February 10, 2020

The number of New Jersey school districts funded below their constitutional level of “adequacy” has risen to 187 in 2019-20. An additional $1.6 billion in state aid is now required to close the “adequacy gap” in these underfunded districts according to a new Education Law Center analysis of the School Funding Reform Act (SFRA), the State’s weighted student funding formula.

The adequacy gap in the 187 underfunded districts represents the shortfall in state aid and/or local revenue required to fully fund the cost of educating all district students to achieve state academic standards, including the additional cost of educating low-income students, English language learners and students with disabilities. The adequacy budget for each district is calculated by the NJ Department of Education annually under the education cost parameters in the SFRA formula.   

In 2008, the State Supreme Court, in the landmark Abbott v. Burke school funding litigation, ruled the SFRA formula was capable of delivering an adequate level of funding to provide all New Jersey students a “thorough and efficient” education as guaranteed by the State Constitution so long as the State fully funded the districts at their SFRA adequacy budget levels.   

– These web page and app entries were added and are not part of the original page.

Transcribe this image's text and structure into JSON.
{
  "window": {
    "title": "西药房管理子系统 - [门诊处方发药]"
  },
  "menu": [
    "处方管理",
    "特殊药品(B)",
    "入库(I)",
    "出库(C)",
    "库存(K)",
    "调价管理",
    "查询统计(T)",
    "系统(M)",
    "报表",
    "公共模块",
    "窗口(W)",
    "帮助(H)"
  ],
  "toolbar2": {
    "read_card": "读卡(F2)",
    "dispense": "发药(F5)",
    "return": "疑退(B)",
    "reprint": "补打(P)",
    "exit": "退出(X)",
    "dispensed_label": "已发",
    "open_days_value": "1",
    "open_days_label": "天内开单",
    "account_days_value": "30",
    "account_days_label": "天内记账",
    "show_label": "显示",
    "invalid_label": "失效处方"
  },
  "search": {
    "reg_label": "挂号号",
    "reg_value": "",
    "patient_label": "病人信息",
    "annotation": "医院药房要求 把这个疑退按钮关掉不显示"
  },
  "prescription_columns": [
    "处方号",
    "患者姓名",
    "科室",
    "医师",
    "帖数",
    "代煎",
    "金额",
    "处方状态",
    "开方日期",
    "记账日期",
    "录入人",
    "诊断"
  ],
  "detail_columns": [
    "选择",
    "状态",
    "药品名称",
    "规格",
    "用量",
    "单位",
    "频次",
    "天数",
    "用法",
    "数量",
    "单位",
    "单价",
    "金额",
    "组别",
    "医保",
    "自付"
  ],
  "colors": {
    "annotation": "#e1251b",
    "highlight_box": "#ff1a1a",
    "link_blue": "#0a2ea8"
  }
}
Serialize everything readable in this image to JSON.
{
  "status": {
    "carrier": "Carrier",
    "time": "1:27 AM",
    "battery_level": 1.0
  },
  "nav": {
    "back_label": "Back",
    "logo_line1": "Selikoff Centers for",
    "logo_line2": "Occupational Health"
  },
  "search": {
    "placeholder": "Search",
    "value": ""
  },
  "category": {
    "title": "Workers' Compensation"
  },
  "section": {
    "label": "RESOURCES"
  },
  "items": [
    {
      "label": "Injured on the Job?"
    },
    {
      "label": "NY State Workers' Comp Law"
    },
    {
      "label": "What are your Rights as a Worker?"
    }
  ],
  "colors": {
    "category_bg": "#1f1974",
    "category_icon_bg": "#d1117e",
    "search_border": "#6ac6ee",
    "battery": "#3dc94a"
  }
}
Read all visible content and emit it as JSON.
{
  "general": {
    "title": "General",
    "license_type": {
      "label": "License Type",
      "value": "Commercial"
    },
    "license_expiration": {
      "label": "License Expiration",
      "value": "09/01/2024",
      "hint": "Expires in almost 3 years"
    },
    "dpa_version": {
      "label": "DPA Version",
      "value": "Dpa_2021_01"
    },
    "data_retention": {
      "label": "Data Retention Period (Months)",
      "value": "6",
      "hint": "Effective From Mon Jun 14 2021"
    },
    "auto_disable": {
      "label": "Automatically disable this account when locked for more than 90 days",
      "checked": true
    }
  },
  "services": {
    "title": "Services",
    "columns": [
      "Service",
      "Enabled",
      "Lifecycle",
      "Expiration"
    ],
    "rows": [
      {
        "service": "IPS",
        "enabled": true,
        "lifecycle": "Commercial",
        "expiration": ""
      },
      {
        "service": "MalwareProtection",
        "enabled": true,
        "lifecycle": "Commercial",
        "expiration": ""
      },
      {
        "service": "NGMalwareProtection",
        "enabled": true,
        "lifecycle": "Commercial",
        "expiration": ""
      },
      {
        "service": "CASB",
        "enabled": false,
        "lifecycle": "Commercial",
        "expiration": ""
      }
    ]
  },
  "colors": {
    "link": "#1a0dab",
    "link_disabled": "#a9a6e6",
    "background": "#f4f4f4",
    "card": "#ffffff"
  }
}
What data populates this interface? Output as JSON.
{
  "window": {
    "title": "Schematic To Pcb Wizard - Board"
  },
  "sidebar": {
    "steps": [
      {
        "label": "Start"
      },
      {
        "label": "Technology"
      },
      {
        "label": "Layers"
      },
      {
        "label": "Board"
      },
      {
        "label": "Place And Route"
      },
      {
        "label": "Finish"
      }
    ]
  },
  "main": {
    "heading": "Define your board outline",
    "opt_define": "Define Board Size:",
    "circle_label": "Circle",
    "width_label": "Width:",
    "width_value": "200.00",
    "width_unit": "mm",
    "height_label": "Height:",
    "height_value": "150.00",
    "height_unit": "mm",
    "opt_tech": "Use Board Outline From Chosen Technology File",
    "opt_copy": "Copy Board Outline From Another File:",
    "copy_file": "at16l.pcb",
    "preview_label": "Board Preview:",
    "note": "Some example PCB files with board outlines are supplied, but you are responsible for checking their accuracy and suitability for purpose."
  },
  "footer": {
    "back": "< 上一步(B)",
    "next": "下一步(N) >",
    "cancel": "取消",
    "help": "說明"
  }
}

To close the persistent and unconstitutional adequacy gap within five years, ELC is proposing that Governor Phil Murphy and the New Jersey Legislature enact four measures in the upcoming FY21 State Budget:

  • Increase state aid targeted to below adequacy districts by $320 million as the first of five annual installments in the State budget on the $1.6 billion owed to New Jersey students.
  • Halt any further cuts in state aid to below adequacy districts imposed by the Legislature in 2018 in Senate Bill 2 amendments to the SFRA until these districts reach their constitutional funding level.
  • Mandate that below adequacy districts increase local revenue by 2% if they have a local revenue shortfall (that is, they are not raising their “Local Fair Share” as calculated by the formula).
  • Allow below adequacy districts to increase local revenue above the 2% property tax cap to speed up the time needed to reach full funding of the required local contribution.

“Our four-point plan is carefully designed to make meaningful, steady progress to close the adequacy gap in every district through increases in state aid and local revenue as required under the SFRA formula,” said Danielle Farrie, the ELC Research Director who carried out the SFRA analysis.     

In 2019, district adequacy budgets rose due to the Murphy Administration’s three-year update in education costs required by the SFRA. The formula update increased adequacy budgets by over 5%, or $1.3 billion statewide.  

Yet, in the State budget for 2019-20, the Governor and Legislature increased state aid by only $191 million. At the same time, local property tax revenue increased by $365 million. These increases lag well behind what’s required for most districts to reach their full adequacy budgets under the SFRA on the seven-year timetable promised in 2018 by legislative leaders.

“Two years ago, leaders in the New Jersey Legislature promised to reach full funding under the SFRA formula for all districts in seven years,” said David Sciarra, ELC Executive Director. “Yet, in two successive budgets, they have not done enough to reach that goal and, even worse, have moved some districts in the opposite direction by imposing ill-conceived cuts in state aid under Senate Bill 2.”

ELC is calling on parents, educators and advocates to step up demands for the Governor and Legislature to take real action to close the adequacy gap in the FY21 State Budget. 

“We will be working with our many partners in the Our Children/Our Schools network and beyond to send lawmakers the message that students in far too many districts have been forced to endure chronic and often severe underfunding of their education, in violation of the constitutional right to a thorough and efficient education,” said Sharon Krengel, ELC Policy and Outreach Director. “We will be making our voices heard loud and clear in Trenton over the next few months.”

Use ELC’s interactive tools to see more school funding data, including district funding profiles.

 

Related Story:

NEW JERSEY'S UNFINISHED BUSINESS: ADEQUATE FUNDING FOR ALL SCHOOL DISTRICTS

 

Press Contact:

Sharon Krengel
Policy and Outreach Director
skrengel@edlawcenter.org
973-624-1815, x 24